Ferdowsi finished his masterpiece in 1010 AD when the Ghaznavid dynasty was ruling Iran. He presented The Shahnameh to Sultan Mahmud of Ghazni that same year. By then the poet had become pauperised. Tradition has it that Sultan Mahmud who had promised one gold coin per couplet declined when he heard The Shahnameh comprised 60,000 couplets. Ferdowsi rejected the Sultan's offer of a much lesser amount. The greatest poet of Persia died in poverty and of royal neglect but was confident his work would live on. Sultan Mahmud later repented and kept his word by re-sending a gold coin for each couplet. When the Sultan's 60,000 gold coins reached Ferdowsi's house, the great poet had died only hours before at the ripe old age of 80. Ferdowsi's daughter rejected the royal gift thus making Ferdowsi and The Shahnameh immortal for generations to come.
III) Exactly after 1,000 years The Shahnameh lives on in the hearts of men and in the men of hearts.
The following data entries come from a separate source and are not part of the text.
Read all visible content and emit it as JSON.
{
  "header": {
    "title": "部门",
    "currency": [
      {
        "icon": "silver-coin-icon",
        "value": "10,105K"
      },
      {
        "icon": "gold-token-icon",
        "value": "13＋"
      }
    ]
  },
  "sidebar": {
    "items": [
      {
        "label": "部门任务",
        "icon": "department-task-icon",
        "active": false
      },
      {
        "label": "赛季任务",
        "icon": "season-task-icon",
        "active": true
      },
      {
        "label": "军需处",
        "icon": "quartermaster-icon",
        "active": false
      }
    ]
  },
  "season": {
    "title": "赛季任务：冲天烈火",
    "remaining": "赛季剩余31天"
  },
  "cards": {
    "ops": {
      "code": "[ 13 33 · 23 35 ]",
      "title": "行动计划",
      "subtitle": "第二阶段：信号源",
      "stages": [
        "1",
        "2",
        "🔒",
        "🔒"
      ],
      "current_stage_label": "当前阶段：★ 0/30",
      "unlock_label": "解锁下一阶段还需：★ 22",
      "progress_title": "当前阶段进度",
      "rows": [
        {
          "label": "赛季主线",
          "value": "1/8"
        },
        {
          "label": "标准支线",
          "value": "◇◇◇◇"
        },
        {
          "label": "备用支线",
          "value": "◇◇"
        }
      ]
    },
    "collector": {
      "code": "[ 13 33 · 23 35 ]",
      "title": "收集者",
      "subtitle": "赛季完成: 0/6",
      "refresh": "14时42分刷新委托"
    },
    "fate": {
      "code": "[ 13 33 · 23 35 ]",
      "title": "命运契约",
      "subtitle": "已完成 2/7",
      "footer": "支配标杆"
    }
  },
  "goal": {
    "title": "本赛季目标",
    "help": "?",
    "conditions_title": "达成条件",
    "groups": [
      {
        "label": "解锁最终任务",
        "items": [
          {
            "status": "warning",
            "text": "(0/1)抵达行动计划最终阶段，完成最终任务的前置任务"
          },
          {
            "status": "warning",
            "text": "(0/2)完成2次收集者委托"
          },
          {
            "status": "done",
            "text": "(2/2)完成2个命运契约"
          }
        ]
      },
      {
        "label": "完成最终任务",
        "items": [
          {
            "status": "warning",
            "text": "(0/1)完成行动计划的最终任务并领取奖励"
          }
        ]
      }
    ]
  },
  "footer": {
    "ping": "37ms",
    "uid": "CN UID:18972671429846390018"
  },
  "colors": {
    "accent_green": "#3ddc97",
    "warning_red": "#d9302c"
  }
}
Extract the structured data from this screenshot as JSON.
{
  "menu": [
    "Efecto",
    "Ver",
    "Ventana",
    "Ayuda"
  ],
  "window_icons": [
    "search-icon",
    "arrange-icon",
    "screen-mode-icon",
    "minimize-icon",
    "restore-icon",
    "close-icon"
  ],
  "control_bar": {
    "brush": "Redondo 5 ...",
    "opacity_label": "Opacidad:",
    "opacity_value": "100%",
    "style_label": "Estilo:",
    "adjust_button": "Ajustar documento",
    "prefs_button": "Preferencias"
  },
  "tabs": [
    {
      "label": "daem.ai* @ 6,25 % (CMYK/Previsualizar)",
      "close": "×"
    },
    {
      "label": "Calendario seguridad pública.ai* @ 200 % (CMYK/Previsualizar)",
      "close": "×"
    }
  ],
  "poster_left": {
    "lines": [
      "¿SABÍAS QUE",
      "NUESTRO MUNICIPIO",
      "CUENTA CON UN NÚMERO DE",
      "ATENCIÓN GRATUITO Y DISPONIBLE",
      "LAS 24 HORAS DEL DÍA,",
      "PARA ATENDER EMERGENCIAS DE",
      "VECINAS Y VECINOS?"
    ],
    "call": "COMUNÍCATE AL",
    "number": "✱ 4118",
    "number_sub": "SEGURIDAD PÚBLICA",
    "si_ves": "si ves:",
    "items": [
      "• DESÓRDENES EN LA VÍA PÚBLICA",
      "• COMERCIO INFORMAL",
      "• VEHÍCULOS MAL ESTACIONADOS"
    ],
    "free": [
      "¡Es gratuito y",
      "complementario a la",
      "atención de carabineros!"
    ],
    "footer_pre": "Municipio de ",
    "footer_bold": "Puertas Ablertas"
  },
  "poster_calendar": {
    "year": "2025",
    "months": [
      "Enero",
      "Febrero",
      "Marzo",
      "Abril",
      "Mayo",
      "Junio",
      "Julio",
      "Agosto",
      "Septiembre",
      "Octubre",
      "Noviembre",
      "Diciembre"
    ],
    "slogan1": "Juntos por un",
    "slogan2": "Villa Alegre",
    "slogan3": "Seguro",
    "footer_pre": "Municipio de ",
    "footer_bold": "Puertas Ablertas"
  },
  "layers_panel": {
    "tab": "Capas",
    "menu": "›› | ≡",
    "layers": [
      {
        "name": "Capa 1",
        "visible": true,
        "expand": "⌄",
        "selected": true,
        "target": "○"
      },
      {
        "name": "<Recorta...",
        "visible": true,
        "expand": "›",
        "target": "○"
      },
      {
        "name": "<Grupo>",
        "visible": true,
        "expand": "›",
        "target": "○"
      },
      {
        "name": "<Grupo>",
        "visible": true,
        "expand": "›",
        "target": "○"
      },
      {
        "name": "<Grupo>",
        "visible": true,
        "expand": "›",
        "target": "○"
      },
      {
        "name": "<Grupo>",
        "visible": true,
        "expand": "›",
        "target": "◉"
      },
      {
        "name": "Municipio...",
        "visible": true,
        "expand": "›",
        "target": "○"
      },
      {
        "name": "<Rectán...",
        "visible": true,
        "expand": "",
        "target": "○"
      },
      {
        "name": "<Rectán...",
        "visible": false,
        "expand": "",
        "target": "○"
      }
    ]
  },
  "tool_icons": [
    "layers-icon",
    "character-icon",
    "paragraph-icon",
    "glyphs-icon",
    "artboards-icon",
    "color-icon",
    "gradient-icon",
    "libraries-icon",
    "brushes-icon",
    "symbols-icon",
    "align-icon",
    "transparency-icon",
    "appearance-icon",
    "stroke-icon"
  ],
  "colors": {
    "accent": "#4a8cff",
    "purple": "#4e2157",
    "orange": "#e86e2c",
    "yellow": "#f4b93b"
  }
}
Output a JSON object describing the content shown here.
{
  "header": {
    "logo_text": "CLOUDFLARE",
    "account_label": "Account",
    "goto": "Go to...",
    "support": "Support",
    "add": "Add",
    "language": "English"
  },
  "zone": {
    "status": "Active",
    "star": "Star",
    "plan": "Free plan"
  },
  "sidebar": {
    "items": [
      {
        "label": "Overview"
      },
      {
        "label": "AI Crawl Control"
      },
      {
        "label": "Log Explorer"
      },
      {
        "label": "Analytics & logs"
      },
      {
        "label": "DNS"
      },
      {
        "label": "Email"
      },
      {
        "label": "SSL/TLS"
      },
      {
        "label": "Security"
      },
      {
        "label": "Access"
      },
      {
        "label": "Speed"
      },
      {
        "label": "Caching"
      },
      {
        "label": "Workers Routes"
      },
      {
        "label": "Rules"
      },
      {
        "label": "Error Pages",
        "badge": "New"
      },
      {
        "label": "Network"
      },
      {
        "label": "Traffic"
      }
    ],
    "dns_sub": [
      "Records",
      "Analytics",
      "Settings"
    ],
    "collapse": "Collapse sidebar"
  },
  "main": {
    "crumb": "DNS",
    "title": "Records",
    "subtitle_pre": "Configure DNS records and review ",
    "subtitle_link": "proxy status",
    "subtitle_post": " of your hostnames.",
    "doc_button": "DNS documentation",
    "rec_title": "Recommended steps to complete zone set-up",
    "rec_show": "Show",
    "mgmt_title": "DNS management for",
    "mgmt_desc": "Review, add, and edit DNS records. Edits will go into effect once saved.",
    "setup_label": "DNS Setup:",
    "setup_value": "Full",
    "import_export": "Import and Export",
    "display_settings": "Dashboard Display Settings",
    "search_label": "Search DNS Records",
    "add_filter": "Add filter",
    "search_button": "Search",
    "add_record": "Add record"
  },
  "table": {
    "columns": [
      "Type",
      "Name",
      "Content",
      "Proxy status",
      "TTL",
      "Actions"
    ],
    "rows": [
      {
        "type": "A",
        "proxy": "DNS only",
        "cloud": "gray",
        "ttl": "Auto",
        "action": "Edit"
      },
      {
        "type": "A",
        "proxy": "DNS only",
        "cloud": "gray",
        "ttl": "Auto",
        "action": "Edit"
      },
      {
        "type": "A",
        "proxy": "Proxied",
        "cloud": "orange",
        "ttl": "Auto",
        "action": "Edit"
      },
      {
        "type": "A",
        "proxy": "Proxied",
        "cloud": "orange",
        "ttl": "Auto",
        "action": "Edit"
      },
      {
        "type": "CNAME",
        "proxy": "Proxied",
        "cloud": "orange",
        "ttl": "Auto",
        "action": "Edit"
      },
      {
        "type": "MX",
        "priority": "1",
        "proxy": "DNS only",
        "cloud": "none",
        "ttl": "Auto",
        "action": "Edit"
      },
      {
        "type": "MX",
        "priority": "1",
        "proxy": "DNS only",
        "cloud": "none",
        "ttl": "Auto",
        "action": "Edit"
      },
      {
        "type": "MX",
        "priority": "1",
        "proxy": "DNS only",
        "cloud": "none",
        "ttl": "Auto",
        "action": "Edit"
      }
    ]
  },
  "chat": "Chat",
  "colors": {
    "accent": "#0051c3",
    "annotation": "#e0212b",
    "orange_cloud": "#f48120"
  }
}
It defines and keeps on re-defining the Persian persona with a language comprehensible to this very day. The couplets, composed mainly of short syllables have kept it true to the oral tradition characteristic of stories from Central Asia and the Middle East. However, unlike many other epics, The Shahnameh stands out on two counts. With its universal theme and appeal, it does not belong to the people of its origin only. It belongs to the world. This epic of epics influenced CS Lewis in his Chronicles of Narnia and JRR Tolkien in his Lord of the Rings. The greatest and lasting contribution of The Shahnameh is probably that it reminds us of a world of imagination that is fast dying. It reminds us art is not for art's sake, but for life and life is for art.
If a piece of art has to withstand the test of time, it has to make time stand still with a universal appeal that will make it rise from the ashes like the Phoenix in The Shahnameh. Reminding to be the guardian of one's destiny, one needs to sing the songs of the dead- songs of one's past- songs that are sacred. Based on fiction and non-fiction, The Shahnameh has reminded this time and time again making it still relevant today even after 1,000 years. May the stories of the rhyming couplets of The Shahnameh inspire the imagination of all who approach its never-ending fountain of wisdom for a few more thousand years! 'Newazish Karam Shukriya Meherbani' Great Poet Abul Qasim Ferdowsi.
1. BBC World Service Documentary “The Great Palace of Verse” 12 Nov 2010
Dedicated to my daughter Amira Labiba Chowdhury aka Annapurna who turns five today.
(The writer teaches economic theory at Jahangirnagar University and North South University)